If one were to lay the two theories of value––labor and subjective––side by side, it would look like this:

Cost-Plus Pricing––Labor Theory of Value

Product » Cost » Price » Value » Customers

Pricing On Purpose––Subjective Theory of Value

Customers » Value » Price » Cost » Product

Notice how value pricing turns the order of cost-plus pricing inside-out, by starting with the ultimate arbiter of value––the customer. Goods and services do not magically become more valuable as they move through the factory and have costs allocated to them by cost accountants.

The costs do not determine the price, let alone the value. It is precisely the opposite; that is, the price determines the costs that can be profitably invested in to make a product desirable for the customer, at an acceptable profit for the seller.

 

Why Are Diamonds More Expensive Than Water?

The German economist Hermann Heinrich Gossen developed what is known as Gossen’s Law: The market price is always determined by what the last unit of a product is worth to people.

While the first several gallons of water may be vital for your survival, the water used to shower, flush the toilet, and wash the dishes is less valuable. Less valuable still is the water used to wash your dog, your car, and hose down your driveway.

On the other hand, the marginal satisfaction of one more diamond tends to be very high.

If water companies knew you were dehydrated in the desert they would be able to charge a higher price for those first vital gallons consumed, and then gradually adjust the price downwards to reflect the less valuable marginal gallons.

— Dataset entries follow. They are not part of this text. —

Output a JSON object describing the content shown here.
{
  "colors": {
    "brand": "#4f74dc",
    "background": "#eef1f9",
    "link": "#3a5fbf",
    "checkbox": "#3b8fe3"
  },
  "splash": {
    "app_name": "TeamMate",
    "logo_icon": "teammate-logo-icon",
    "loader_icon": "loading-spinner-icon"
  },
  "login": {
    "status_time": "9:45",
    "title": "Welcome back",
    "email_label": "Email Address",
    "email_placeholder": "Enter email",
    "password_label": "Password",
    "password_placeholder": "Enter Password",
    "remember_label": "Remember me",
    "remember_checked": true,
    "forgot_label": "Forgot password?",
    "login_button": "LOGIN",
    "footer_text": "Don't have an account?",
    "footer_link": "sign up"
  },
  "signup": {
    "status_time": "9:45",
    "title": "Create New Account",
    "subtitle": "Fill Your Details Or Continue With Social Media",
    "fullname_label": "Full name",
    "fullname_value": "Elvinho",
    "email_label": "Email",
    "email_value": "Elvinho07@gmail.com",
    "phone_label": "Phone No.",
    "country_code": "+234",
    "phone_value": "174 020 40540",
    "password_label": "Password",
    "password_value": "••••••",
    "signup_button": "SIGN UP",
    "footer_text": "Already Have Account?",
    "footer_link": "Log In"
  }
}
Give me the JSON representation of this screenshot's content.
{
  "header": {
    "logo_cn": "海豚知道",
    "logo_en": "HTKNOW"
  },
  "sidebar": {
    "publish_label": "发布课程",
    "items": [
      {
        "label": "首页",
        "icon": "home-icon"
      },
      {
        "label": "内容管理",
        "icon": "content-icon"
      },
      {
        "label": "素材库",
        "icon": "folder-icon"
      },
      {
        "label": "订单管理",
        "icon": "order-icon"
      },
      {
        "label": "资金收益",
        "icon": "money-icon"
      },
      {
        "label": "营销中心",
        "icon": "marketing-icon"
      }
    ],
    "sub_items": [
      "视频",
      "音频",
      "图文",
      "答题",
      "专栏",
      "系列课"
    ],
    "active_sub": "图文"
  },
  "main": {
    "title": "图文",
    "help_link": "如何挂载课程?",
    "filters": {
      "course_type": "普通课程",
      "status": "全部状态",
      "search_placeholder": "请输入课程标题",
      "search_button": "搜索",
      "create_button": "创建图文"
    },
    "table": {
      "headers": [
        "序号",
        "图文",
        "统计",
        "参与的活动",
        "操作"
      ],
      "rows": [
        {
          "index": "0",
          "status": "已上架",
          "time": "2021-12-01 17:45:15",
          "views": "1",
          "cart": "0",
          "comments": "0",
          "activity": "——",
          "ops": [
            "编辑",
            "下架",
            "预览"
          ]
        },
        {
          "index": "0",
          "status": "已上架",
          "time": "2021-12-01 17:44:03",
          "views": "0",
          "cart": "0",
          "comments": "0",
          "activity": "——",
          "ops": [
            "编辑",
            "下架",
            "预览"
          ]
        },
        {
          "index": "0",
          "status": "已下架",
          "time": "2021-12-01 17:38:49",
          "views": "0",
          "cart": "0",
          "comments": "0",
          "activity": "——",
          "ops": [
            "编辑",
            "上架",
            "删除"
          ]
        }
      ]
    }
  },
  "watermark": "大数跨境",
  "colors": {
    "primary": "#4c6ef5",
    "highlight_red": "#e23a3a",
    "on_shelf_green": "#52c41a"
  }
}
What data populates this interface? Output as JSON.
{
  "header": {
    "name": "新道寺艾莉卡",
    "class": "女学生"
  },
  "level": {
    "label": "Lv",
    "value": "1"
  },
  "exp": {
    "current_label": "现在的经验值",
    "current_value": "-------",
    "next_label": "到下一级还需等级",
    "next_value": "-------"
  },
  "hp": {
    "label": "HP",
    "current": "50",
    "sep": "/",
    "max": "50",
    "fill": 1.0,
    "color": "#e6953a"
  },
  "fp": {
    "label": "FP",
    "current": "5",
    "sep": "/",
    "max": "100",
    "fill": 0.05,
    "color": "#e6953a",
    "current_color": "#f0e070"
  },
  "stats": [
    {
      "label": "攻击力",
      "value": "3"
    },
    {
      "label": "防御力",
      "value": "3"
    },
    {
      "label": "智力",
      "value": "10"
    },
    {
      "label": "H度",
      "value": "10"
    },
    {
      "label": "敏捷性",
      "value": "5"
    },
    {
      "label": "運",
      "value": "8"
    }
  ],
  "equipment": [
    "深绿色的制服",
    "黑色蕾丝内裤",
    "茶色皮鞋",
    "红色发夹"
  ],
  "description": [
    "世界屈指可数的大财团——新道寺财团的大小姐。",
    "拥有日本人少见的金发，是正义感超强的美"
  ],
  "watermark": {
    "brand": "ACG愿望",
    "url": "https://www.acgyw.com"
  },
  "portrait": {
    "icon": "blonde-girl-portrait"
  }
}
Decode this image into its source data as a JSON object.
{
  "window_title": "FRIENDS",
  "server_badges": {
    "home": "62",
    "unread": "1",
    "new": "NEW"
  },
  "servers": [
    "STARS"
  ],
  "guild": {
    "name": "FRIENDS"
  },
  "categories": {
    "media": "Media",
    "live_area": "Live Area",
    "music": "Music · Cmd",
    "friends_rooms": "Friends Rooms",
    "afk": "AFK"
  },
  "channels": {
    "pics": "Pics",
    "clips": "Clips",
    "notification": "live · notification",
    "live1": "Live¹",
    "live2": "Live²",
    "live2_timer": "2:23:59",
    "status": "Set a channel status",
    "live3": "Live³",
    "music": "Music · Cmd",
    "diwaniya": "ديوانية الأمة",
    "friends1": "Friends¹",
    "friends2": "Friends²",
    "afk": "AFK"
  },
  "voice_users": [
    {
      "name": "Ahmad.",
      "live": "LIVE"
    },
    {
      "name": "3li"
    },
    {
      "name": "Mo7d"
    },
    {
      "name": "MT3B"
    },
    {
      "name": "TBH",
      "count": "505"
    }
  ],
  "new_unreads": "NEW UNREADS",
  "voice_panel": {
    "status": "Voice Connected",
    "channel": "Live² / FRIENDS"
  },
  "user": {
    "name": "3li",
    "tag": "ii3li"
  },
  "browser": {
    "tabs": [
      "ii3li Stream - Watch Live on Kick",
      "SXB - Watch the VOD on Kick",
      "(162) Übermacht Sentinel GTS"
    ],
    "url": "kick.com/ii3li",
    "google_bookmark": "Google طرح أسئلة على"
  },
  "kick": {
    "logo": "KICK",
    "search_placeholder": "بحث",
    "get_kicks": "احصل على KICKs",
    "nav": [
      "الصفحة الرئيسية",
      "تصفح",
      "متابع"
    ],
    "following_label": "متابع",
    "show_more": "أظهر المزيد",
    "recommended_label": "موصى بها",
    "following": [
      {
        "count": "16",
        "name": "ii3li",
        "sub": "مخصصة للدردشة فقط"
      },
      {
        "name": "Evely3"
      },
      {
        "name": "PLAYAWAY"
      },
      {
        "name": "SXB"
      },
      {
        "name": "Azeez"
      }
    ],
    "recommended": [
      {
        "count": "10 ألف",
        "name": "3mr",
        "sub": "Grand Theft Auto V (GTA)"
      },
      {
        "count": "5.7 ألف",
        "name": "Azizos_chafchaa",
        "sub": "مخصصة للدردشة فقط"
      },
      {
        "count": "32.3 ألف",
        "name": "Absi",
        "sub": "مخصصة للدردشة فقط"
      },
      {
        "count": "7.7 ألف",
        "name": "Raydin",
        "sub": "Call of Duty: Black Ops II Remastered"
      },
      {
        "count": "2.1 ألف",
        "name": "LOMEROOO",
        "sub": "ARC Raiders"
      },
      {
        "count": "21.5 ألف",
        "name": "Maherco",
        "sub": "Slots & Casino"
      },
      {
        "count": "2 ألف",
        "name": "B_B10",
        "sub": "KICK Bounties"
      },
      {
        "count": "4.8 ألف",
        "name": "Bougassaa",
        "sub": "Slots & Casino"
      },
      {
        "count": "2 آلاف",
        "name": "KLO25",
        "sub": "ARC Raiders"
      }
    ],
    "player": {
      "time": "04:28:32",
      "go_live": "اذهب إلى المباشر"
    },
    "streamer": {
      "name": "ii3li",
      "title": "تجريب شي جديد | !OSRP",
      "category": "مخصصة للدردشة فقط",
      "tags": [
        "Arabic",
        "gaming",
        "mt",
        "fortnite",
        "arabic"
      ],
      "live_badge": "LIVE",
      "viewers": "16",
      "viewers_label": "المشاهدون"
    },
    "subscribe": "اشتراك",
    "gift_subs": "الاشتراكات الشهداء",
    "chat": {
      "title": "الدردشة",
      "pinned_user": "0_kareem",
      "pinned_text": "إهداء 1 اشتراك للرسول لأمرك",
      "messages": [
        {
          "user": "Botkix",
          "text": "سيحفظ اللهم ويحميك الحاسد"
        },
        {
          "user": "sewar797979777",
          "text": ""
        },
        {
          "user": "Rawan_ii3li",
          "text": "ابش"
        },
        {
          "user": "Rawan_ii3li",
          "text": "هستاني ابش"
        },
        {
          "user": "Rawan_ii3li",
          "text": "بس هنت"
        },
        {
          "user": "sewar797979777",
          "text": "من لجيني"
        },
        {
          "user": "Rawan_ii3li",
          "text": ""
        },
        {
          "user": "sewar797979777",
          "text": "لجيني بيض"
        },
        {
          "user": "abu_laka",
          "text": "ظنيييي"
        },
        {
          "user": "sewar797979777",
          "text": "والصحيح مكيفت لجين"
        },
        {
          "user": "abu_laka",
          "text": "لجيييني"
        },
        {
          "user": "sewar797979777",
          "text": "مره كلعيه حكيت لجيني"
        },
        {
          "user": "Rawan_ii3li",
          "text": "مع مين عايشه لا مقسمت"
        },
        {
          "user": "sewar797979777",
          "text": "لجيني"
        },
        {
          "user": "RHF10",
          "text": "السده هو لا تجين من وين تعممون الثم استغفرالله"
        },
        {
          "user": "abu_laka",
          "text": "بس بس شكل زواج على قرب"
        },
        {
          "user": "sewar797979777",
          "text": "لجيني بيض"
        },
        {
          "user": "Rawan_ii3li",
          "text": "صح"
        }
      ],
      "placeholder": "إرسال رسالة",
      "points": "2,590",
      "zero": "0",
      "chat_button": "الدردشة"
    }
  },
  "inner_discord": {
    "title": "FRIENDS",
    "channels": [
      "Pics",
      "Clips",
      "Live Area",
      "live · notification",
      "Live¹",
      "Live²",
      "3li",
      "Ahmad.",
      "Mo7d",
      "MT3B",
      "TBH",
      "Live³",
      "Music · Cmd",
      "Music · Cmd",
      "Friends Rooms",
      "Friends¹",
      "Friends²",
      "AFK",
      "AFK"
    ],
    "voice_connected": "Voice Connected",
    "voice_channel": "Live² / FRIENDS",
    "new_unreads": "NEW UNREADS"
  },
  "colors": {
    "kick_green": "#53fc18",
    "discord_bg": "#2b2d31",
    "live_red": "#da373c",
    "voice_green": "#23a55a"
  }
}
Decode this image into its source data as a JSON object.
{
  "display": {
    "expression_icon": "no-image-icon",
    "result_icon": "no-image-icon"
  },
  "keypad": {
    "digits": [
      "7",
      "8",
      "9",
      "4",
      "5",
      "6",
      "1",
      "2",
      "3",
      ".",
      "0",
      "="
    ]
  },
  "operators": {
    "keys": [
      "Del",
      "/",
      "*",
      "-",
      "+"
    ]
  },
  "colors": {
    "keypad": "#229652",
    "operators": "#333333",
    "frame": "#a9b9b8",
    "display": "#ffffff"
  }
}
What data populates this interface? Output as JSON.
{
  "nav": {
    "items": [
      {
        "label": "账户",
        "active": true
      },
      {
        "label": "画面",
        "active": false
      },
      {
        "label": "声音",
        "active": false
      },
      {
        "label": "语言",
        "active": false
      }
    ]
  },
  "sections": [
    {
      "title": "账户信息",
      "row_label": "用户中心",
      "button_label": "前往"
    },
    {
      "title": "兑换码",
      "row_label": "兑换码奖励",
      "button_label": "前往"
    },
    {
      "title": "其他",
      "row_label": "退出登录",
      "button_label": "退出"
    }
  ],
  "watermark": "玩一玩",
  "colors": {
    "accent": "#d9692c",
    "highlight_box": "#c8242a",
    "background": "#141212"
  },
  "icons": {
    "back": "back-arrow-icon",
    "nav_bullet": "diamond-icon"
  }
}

Since they do not possess this information—the cost of doing so would be prohibitive—the aggregate market price for water tends to be based upon its marginal value.

 

Old Fallacies Die Hard

Thomas Sowell explains in his book, Economic Facts and Fallacies: Second Edition, how the economics profession finally overcame the labor theory of value:

“By the late nineteenth century, however, economists had given up on the notion that it is primarily labor which determines the value of goods. This new understanding marked a revolution in the development of economics. It is also a sobering reminder of how long it can take for even highly intelligent people to get rid of a misconception whose fallacy then seems obvious in retrospect. It is not costs which create value; it is value which causes purchasers to be willing to repay the costs incurred in the production of what they want.”

That all value is subjective is difficult for many business people to accept, but it does explain how we humans spend money.

 

Wrong Theory, Suboptimal Results

As John Maynard Keynes said, “The difficulty lies, not in the new ideas, but in escaping from the old ones, which ramify, for those brought up as most of us have been, into every corner of our minds,” to which philosopher Bertrand Russell added, “The resistance to a new idea increases as the square of its importance.”

Yet when people hear the subjective theory explained, they intuitively understand it, because it comports to human behavior. And isn’t this what learning is all about—understanding something you have known all along, but in a new way?

Despite this lesson, we return to our offices and fall back to pricing our products and services using a cost-base formula.

As John Kenneth Galbraith said, “There are many misfortunes that can befall an economist. The worst, by far, is to have a theory in which he devoutly believes, and which is wrong, put into practice.”

 

Additional Resources and Books Mentioned

LinkedIn Blog post: The First Law of Marketing: All Value is Subjective, which also explains the tale of two automobiles, and the problems with cost-plus pricing, which Ron and Ed discussed.

LinkedIn Blog post: Car Guys vs. Bean Counters. This is Ron’s book review of the book by Bob Lutz, a diagnostic book on the demise of General Motors: Car Guys vs. Bean Counters: The Battle for the Soul of American Business. Since we discussed the problems General Motors is currently having, this book provides more detail on why they are having these issues.

Milton Friedman’s book, Money Mischief: Episodes in Monetary History (Harvest Book).

Lee Iacocca’s autobiography: Iacocca.

More about Yap: the island of stone money and the diamond planet.

Video: Penn & Teller’s Bottled Water Segment, from their Showtime TV Show, Bullshit.